|International Classification||A47C4/48, A47C5/10, A47C4/02|
|Cooperative Classification||A47C4/025, A47C4/48, A47C5/10, A47C4/027, A47C4/03|
|European Classification||A47C4/03, A47C4/02L, A47C4/02J, A47C4/48, A47C5/10|
|Aug 24, 1987||AS||Assignment|
Owner name: INDUSTRIAL TEXTILE CORPORATION, 3317 EXPOSITION PL
Free format text: ASSIGNMENT OF ASSIGNORS INTEREST.;ASSIGNOR:LIEBHOLD, MARTIN, R.,;REEL/FRAME:004757/0632
Effective date: 19870810
|Nov 21, 1989||REMI||Maintenance fee reminder mailed|
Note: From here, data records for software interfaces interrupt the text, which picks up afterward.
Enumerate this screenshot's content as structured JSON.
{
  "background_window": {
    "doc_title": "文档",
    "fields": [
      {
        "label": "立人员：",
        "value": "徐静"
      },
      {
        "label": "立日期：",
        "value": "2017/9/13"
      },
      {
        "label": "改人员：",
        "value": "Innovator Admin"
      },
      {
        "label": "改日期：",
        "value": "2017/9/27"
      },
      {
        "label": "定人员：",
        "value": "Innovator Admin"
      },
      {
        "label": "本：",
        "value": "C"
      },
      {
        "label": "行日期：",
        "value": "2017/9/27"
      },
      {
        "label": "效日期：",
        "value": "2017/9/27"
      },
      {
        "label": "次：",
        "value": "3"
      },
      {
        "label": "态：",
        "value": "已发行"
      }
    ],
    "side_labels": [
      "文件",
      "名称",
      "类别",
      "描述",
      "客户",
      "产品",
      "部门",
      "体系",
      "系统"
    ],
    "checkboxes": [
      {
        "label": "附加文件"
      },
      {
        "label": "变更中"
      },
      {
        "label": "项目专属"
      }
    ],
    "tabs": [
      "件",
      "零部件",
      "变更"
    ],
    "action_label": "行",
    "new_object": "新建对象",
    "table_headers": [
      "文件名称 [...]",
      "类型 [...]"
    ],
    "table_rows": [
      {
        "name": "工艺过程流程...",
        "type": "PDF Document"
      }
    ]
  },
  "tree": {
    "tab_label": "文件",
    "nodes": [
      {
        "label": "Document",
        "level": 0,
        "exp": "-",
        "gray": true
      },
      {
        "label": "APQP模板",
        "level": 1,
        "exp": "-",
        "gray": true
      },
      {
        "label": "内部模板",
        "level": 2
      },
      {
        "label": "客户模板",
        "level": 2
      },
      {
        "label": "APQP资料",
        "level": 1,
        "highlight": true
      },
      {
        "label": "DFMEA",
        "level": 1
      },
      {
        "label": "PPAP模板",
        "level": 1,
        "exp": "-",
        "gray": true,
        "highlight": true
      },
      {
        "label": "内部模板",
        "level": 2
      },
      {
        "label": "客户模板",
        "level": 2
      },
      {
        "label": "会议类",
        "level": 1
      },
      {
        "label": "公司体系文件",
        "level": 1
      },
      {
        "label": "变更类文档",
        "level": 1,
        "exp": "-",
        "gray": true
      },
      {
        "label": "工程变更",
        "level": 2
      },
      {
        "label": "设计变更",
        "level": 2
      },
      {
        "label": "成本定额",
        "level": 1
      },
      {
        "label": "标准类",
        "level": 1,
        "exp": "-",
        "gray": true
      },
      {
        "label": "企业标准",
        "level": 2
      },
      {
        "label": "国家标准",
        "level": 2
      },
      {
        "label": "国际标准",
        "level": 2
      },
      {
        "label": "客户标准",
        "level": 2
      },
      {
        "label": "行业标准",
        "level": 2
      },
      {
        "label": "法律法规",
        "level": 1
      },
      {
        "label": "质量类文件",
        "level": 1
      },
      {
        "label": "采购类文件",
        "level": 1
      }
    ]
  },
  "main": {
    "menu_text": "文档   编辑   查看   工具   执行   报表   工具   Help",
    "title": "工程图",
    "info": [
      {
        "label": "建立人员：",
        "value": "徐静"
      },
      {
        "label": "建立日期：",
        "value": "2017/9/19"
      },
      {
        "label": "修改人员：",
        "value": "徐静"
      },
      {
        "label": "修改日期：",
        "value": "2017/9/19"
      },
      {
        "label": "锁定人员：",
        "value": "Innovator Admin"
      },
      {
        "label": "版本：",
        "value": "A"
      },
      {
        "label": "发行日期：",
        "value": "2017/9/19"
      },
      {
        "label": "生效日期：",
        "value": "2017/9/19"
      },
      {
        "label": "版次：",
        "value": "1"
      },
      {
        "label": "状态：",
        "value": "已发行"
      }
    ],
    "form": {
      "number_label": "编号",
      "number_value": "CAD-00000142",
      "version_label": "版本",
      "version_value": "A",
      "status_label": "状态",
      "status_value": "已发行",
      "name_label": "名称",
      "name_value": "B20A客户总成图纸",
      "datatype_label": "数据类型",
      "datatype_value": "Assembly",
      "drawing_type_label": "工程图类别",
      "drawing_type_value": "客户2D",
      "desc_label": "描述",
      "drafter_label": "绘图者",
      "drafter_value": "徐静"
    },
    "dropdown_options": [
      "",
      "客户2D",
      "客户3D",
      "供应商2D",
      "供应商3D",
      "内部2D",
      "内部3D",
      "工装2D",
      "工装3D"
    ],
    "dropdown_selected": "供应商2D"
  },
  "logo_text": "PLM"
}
|Apr 22, 1990||LAPS||Lapse for failure to pay maintenance fees|
|Jul 3, 1990||FP||Expired due to failure to pay maintenance fee|
Effective date: 19900422